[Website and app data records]

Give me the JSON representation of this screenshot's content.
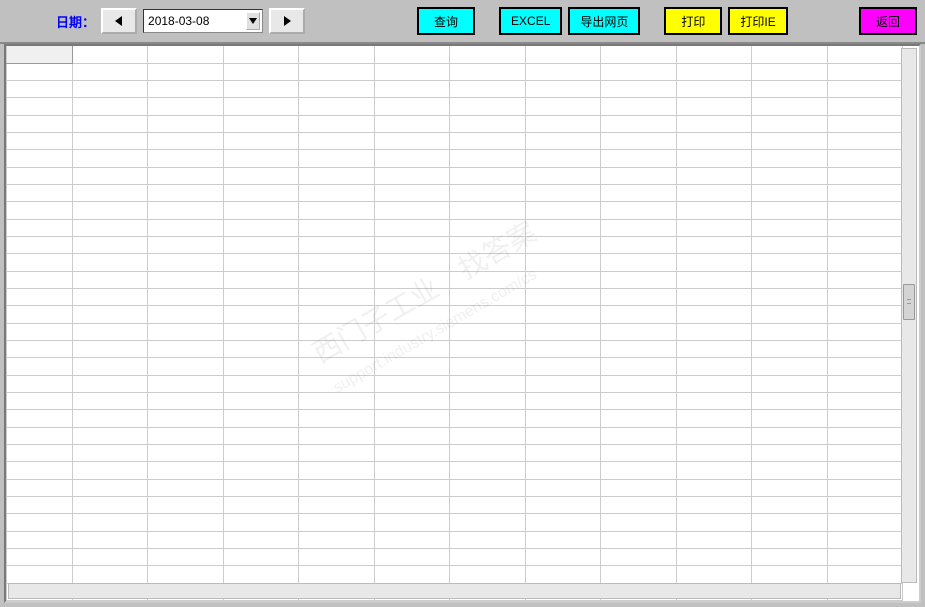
{
  "toolbar": {
    "date_label": "日期：",
    "date_value": "2018-03-08",
    "query_label": "查询",
    "excel_label": "EXCEL",
    "export_web_label": "导出网页",
    "print_label": "打印",
    "print_ie_label": "打印IE",
    "back_label": "返回"
  },
  "watermark": {
    "line1": "西门子工业　找答案",
    "line2": "support.industry.siemens.com/cs"
  },
  "grid": {
    "columns": 12,
    "rows": 32
  }
}
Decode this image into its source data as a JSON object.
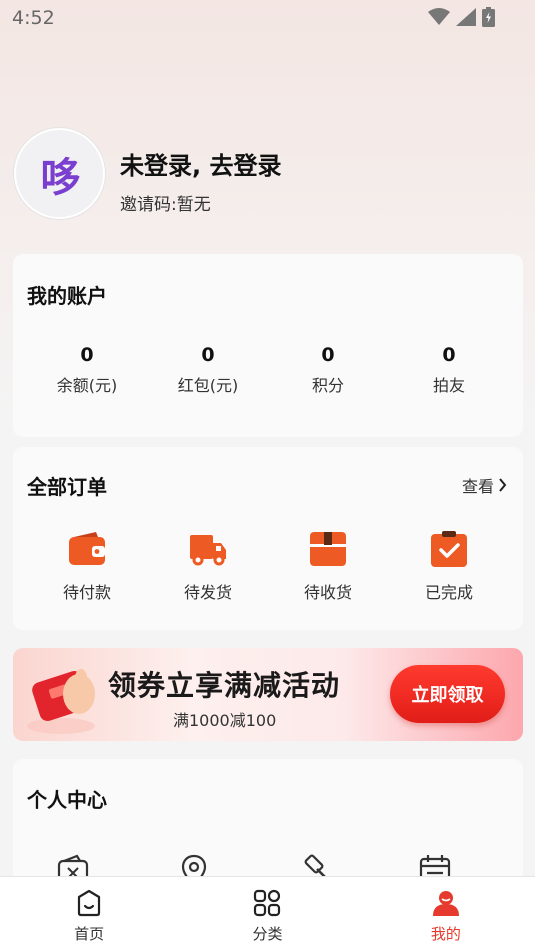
{
  "status_bar": {
    "time": "4:52"
  },
  "profile": {
    "avatar_text": "哆",
    "login_title": "未登录, 去登录",
    "invite_code": "邀请码:暂无"
  },
  "account": {
    "title": "我的账户",
    "stats": [
      {
        "value": "0",
        "label": "余额(元)"
      },
      {
        "value": "0",
        "label": "红包(元)"
      },
      {
        "value": "0",
        "label": "积分"
      },
      {
        "value": "0",
        "label": "拍友"
      }
    ]
  },
  "orders": {
    "title": "全部订单",
    "view_more": "查看",
    "items": [
      {
        "label": "待付款",
        "icon": "wallet-icon"
      },
      {
        "label": "待发货",
        "icon": "truck-icon"
      },
      {
        "label": "待收货",
        "icon": "box-icon"
      },
      {
        "label": "已完成",
        "icon": "clipboard-check-icon"
      }
    ]
  },
  "banner": {
    "title": "领券立享满减活动",
    "subtitle": "满1000减100",
    "button": "立即领取"
  },
  "personal": {
    "title": "个人中心",
    "icons": [
      "wallet-outline-icon",
      "location-icon",
      "auction-hammer-icon",
      "calendar-icon"
    ]
  },
  "tabbar": {
    "items": [
      {
        "label": "首页",
        "icon": "home-icon",
        "active": false
      },
      {
        "label": "分类",
        "icon": "grid-icon",
        "active": false
      },
      {
        "label": "我的",
        "icon": "user-icon",
        "active": true
      }
    ]
  },
  "colors": {
    "accent": "#e53a2d",
    "order_icon": "#ee5a24",
    "avatar_text": "#7a3fcf"
  }
}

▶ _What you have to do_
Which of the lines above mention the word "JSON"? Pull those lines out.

▶ _Completed exercise_
Give me the JSON representation of this screenshot's content.
Decode this image into its source data as a JSON object.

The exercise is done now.